## ABOUT THIS EXERCISE
Quote the records that follow in full, leaving the pictures out.

******

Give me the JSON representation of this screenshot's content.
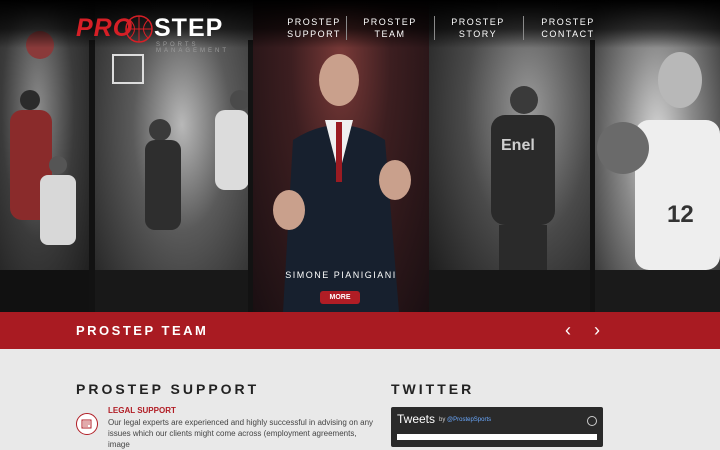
{
  "brand": {
    "logo_primary": "PRO",
    "logo_secondary": "STEP",
    "logo_tagline": "SPORTS MANAGEMENT",
    "accent_color": "#d61f26"
  },
  "nav": {
    "items": [
      {
        "line1": "PROSTEP",
        "line2": "SUPPORT"
      },
      {
        "line1": "PROSTEP",
        "line2": "TEAM"
      },
      {
        "line1": "PROSTEP",
        "line2": "STORY"
      },
      {
        "line1": "PROSTEP",
        "line2": "CONTACT"
      }
    ]
  },
  "hero": {
    "featured_name": "SIMONE PIANIGIANI",
    "more_label": "MORE"
  },
  "team_band": {
    "title": "PROSTEP TEAM",
    "prev_icon": "chevron-left-icon",
    "next_icon": "chevron-right-icon"
  },
  "support": {
    "title": "PROSTEP SUPPORT",
    "legal_title": "LEGAL SUPPORT",
    "legal_text": "Our legal experts are experienced and highly successful in advising on any issues which our clients might come across (employment agreements, image"
  },
  "twitter": {
    "title": "TWITTER",
    "widget_title": "Tweets",
    "by_prefix": "by",
    "handle": "@ProstepSports"
  }
}
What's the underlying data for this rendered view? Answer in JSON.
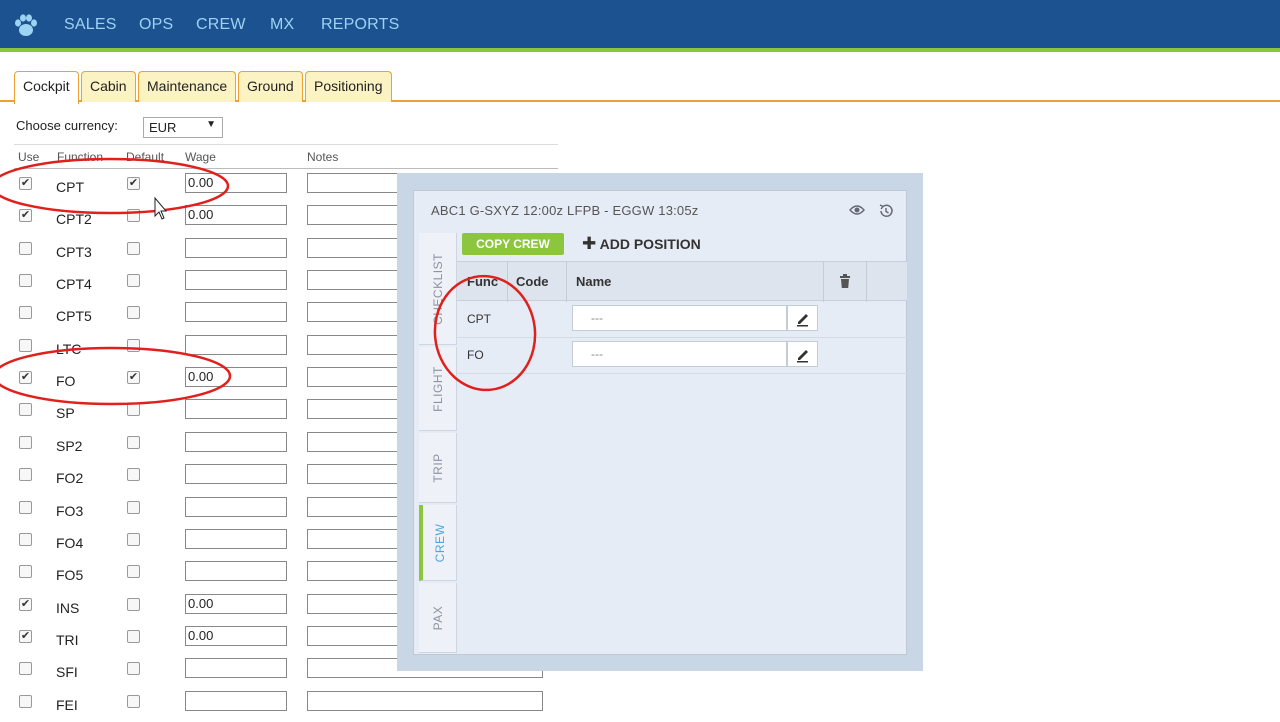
{
  "nav": {
    "logo_icon": "paw-icon",
    "items": [
      "SALES",
      "OPS",
      "CREW",
      "MX",
      "REPORTS"
    ]
  },
  "tabs": [
    "Cockpit",
    "Cabin",
    "Maintenance",
    "Ground",
    "Positioning"
  ],
  "active_tab": "Cockpit",
  "currency": {
    "label": "Choose currency:",
    "value": "EUR"
  },
  "table": {
    "headers": {
      "use": "Use",
      "function": "Function",
      "default": "Default",
      "wage": "Wage",
      "notes": "Notes"
    },
    "rows": [
      {
        "use": true,
        "function": "CPT",
        "default": true,
        "wage": "0.00"
      },
      {
        "use": true,
        "function": "CPT2",
        "default": false,
        "wage": "0.00"
      },
      {
        "use": false,
        "function": "CPT3",
        "default": false,
        "wage": ""
      },
      {
        "use": false,
        "function": "CPT4",
        "default": false,
        "wage": ""
      },
      {
        "use": false,
        "function": "CPT5",
        "default": false,
        "wage": ""
      },
      {
        "use": false,
        "function": "LTC",
        "default": false,
        "wage": ""
      },
      {
        "use": true,
        "function": "FO",
        "default": true,
        "wage": "0.00"
      },
      {
        "use": false,
        "function": "SP",
        "default": false,
        "wage": ""
      },
      {
        "use": false,
        "function": "SP2",
        "default": false,
        "wage": ""
      },
      {
        "use": false,
        "function": "FO2",
        "default": false,
        "wage": ""
      },
      {
        "use": false,
        "function": "FO3",
        "default": false,
        "wage": ""
      },
      {
        "use": false,
        "function": "FO4",
        "default": false,
        "wage": ""
      },
      {
        "use": false,
        "function": "FO5",
        "default": false,
        "wage": ""
      },
      {
        "use": true,
        "function": "INS",
        "default": false,
        "wage": "0.00"
      },
      {
        "use": true,
        "function": "TRI",
        "default": false,
        "wage": "0.00"
      },
      {
        "use": false,
        "function": "SFI",
        "default": false,
        "wage": ""
      },
      {
        "use": false,
        "function": "FEI",
        "default": false,
        "wage": ""
      }
    ]
  },
  "panel": {
    "title": "ABC1 G-SXYZ 12:00z LFPB - EGGW 13:05z",
    "header_icons": [
      "eye-icon",
      "history-icon"
    ],
    "side_tabs": [
      "CHECKLIST",
      "FLIGHT",
      "TRIP",
      "CREW",
      "PAX"
    ],
    "active_side_tab": "CREW",
    "copy_crew": "COPY CREW",
    "add_position": "ADD POSITION",
    "columns": {
      "func": "Func",
      "code": "Code",
      "name": "Name"
    },
    "crew_rows": [
      {
        "func": "CPT",
        "name": "---"
      },
      {
        "func": "FO",
        "name": "---"
      }
    ]
  },
  "colors": {
    "nav_bg": "#1d5290",
    "nav_text": "#9cd3f2",
    "accent_green": "#8cc63f",
    "tab_orange": "#f0a030",
    "annotation_red": "#e0201c"
  }
}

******

## TASK OUTPUT
Give me the JSON representation of this screenshot's content.
{
  "brand": {
    "logo_primary": "PRO",
    "logo_secondary": "STEP",
    "logo_tagline": "SPORTS MANAGEMENT",
    "accent_color": "#d61f26"
  },
  "nav": {
    "items": [
      {
        "line1": "PROSTEP",
        "line2": "SUPPORT"
      },
      {
        "line1": "PROSTEP",
        "line2": "TEAM"
      },
      {
        "line1": "PROSTEP",
        "line2": "STORY"
      },
      {
        "line1": "PROSTEP",
        "line2": "CONTACT"
      }
    ]
  },
  "hero": {
    "featured_name": "SIMONE PIANIGIANI",
    "more_label": "MORE"
  },
  "team_band": {
    "title": "PROSTEP TEAM",
    "prev_icon": "chevron-left-icon",
    "next_icon": "chevron-right-icon"
  },
  "support": {
    "title": "PROSTEP SUPPORT",
    "legal_title": "LEGAL SUPPORT",
    "legal_text": "Our legal experts are experienced and highly successful in advising on any issues which our clients might come across (employment agreements, image"
  },
  "twitter": {
    "title": "TWITTER",
    "widget_title": "Tweets",
    "by_prefix": "by",
    "handle": "@ProstepSports"
  }
}
What's the underlying data for this rendered view? Answer in JSON.
{
  "nav": {
    "logo_icon": "paw-icon",
    "items": [
      "SALES",
      "OPS",
      "CREW",
      "MX",
      "REPORTS"
    ]
  },
  "tabs": [
    "Cockpit",
    "Cabin",
    "Maintenance",
    "Ground",
    "Positioning"
  ],
  "active_tab": "Cockpit",
  "currency": {
    "label": "Choose currency:",
    "value": "EUR"
  },
  "table": {
    "headers": {
      "use": "Use",
      "function": "Function",
      "default": "Default",
      "wage": "Wage",
      "notes": "Notes"
    },
    "rows": [
      {
        "use": true,
        "function": "CPT",
        "default": true,
        "wage": "0.00"
      },
      {
        "use": true,
        "function": "CPT2",
        "default": false,
        "wage": "0.00"
      },
      {
        "use": false,
        "function": "CPT3",
        "default": false,
        "wage": ""
      },
      {
        "use": false,
        "function": "CPT4",
        "default": false,
        "wage": ""
      },
      {
        "use": false,
        "function": "CPT5",
        "default": false,
        "wage": ""
      },
      {
        "use": false,
        "function": "LTC",
        "default": false,
        "wage": ""
      },
      {
        "use": true,
        "function": "FO",
        "default": true,
        "wage": "0.00"
      },
      {
        "use": false,
        "function": "SP",
        "default": false,
        "wage": ""
      },
      {
        "use": false,
        "function": "SP2",
        "default": false,
        "wage": ""
      },
      {
        "use": false,
        "function": "FO2",
        "default": false,
        "wage": ""
      },
      {
        "use": false,
        "function": "FO3",
        "default": false,
        "wage": ""
      },
      {
        "use": false,
        "function": "FO4",
        "default": false,
        "wage": ""
      },
      {
        "use": false,
        "function": "FO5",
        "default": false,
        "wage": ""
      },
      {
        "use": true,
        "function": "INS",
        "default": false,
        "wage": "0.00"
      },
      {
        "use": true,
        "function": "TRI",
        "default": false,
        "wage": "0.00"
      },
      {
        "use": false,
        "function": "SFI",
        "default": false,
        "wage": ""
      },
      {
        "use": false,
        "function": "FEI",
        "default": false,
        "wage": ""
      }
    ]
  },
  "panel": {
    "title": "ABC1 G-SXYZ 12:00z LFPB - EGGW 13:05z",
    "header_icons": [
      "eye-icon",
      "history-icon"
    ],
    "side_tabs": [
      "CHECKLIST",
      "FLIGHT",
      "TRIP",
      "CREW",
      "PAX"
    ],
    "active_side_tab": "CREW",
    "copy_crew": "COPY CREW",
    "add_position": "ADD POSITION",
    "columns": {
      "func": "Func",
      "code": "Code",
      "name": "Name"
    },
    "crew_rows": [
      {
        "func": "CPT",
        "name": "---"
      },
      {
        "func": "FO",
        "name": "---"
      }
    ]
  },
  "colors": {
    "nav_bg": "#1d5290",
    "nav_text": "#9cd3f2",
    "accent_green": "#8cc63f",
    "tab_orange": "#f0a030",
    "annotation_red": "#e0201c"
  }
}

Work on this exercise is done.